One of the major setbacks of this lens is very much similar to the Laowa 10-18mm and that is a noticeable vignette with a blue tinge. Like the latter, this lens has a visible vignette throughout its aperture range. As expected, the heaviest vignette is observed at f/5.6 and is lessened towards the narrow end of the range at f/22. The vignette, however does not disappear entirely but can definitely be remedied in post. This may be a valid flaw of the lens on its own but considering the size of the lens in relation to the angle-of-view that it offers definitely makes it acceptable.
This is the aspect of this lens that definitely exceeded my expectations. What stood out about this lens was that even with such a wide angle of view, it delivered quite astounding detail and sharpness not just in the center but also towards the corners. I found the sweet spot of this particular copy at f/11 where the sharpness very minimally declines towards the edges by only about 10%. With my personal experience with a handful of Laowa’s ultra-wide angle lenses (comparing to the 15mm f/2, 10-18mm, 12mm f/2.8 and the 9mm for APS-c), this may well be Laowa’s sharpest ultra-wide angle lens to date.
Personally, the first time I heard about this lens made me wonder what it could do in shooting interiors and architecture and they may be the best applications of this lens. In my opinion, this lens still can’t replace the value of doing panoramas with a tilt-shift lens but can produce something similar in certain instances, specifically if working on a proper vertical level. Working with huge interiors can definitely be made easier by shooting it with a 9mm lens followed by a bit of distortion and vignette correction in post processing.
Such a wide angle of view may be quite limiting when shooting landscapes and cityscapes without expecting some cropping. 9mm can definitely bring justice to wide vistas and cityscapes from just a few meters away from the front-most row of buildings. What I definitely enjoyed doing with this lens was shooting unusual 90-degree angles looking up from the middle of the street in between tall buildings. Photographing singular structures is definitely possible, of course with the aid of perspective correction or cropping in post.

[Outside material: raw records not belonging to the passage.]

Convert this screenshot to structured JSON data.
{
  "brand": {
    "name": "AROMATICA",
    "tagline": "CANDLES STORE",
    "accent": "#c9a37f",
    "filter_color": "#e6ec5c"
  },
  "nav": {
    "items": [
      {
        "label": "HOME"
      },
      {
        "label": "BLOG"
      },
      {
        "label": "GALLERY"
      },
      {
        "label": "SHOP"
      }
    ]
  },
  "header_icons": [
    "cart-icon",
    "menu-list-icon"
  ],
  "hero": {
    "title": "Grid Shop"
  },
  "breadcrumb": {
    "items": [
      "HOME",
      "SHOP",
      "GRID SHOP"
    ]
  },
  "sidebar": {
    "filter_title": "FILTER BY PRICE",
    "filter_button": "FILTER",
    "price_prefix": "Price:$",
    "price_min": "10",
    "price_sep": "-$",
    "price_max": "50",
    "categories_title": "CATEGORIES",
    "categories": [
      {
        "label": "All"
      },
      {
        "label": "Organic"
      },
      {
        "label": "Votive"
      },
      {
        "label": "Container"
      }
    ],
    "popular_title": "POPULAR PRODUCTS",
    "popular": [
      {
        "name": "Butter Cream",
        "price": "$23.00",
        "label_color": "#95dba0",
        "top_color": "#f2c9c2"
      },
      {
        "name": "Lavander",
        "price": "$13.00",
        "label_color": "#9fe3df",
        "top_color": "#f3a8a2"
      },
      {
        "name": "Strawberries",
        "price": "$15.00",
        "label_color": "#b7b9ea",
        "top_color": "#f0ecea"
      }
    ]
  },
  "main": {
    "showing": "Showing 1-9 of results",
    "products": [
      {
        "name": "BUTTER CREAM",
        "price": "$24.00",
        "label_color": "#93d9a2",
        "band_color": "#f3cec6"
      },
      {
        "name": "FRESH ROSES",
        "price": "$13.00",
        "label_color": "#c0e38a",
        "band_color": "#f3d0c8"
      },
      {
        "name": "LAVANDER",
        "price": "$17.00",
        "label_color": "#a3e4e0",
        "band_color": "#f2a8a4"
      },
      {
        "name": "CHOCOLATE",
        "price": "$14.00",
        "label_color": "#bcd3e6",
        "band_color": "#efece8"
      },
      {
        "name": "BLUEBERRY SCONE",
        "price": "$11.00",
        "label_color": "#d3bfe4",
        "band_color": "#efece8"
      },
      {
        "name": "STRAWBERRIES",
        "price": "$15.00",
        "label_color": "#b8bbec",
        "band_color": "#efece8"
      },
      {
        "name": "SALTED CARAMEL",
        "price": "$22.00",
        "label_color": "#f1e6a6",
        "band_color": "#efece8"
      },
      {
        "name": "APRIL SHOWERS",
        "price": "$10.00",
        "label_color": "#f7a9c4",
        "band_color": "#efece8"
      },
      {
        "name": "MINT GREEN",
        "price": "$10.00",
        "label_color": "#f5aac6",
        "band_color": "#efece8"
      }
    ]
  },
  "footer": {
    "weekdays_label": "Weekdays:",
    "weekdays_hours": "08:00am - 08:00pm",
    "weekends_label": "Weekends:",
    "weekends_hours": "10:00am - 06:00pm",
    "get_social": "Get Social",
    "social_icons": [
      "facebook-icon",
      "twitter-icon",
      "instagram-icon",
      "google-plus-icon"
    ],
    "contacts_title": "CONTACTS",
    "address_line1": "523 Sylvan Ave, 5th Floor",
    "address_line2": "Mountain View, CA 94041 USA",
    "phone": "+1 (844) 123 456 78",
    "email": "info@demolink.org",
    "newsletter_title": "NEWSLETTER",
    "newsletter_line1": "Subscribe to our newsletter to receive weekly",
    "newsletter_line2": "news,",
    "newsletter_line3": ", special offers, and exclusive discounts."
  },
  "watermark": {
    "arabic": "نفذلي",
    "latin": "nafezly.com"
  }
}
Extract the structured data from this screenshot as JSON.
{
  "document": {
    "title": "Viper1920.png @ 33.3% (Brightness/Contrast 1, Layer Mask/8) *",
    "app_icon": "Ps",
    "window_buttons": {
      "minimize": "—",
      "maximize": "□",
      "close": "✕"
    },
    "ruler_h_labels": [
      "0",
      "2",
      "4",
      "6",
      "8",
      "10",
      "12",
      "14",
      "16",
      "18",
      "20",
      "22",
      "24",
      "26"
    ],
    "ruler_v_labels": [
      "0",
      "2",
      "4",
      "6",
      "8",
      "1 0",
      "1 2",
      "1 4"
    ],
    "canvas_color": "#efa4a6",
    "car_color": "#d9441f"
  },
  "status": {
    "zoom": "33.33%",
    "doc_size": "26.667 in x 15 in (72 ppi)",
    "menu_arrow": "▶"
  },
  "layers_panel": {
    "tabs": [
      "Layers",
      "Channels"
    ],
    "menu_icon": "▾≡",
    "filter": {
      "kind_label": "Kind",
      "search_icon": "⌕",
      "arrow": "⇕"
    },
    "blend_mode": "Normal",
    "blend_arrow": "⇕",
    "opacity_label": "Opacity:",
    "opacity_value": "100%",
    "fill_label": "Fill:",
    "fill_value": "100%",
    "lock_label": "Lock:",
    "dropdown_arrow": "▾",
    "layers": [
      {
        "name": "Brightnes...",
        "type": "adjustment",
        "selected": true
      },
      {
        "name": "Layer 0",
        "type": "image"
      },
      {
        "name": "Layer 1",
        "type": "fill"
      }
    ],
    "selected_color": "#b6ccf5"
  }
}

With the very short minimum focusing distance, this lens can also offer unique wide-angle perspectives that can be seen by peeking through small openings. The small diameter of the lens also helps this purpose.
It can be safe to say that this lens will also offer some value in shooting wide-angle environmental portraits, especially because it would offer a bit of depth between the subject and the location itself.
The Laowa FF 9mm f/5.6 RL W-Dreamer is a revolutionary lens by mere numbers alone. While it does have its own manageable flaws, this lens is definitely something that would be nice to have as an extra option when in search of unusual or even unexpected perspectives. Much like a fisheye lens, its application relies almost entirely on the creativity of the photographer. Given the portable size and weight of the lens, along with a very reasonable price point, this lens can definitely be an adjunct to a photographer’s lens lineup.
- Solid build and portable size
- Excellent sharpness
- Specifically designed filter holder
- Competitive pricing at $799
- Chromatic aberration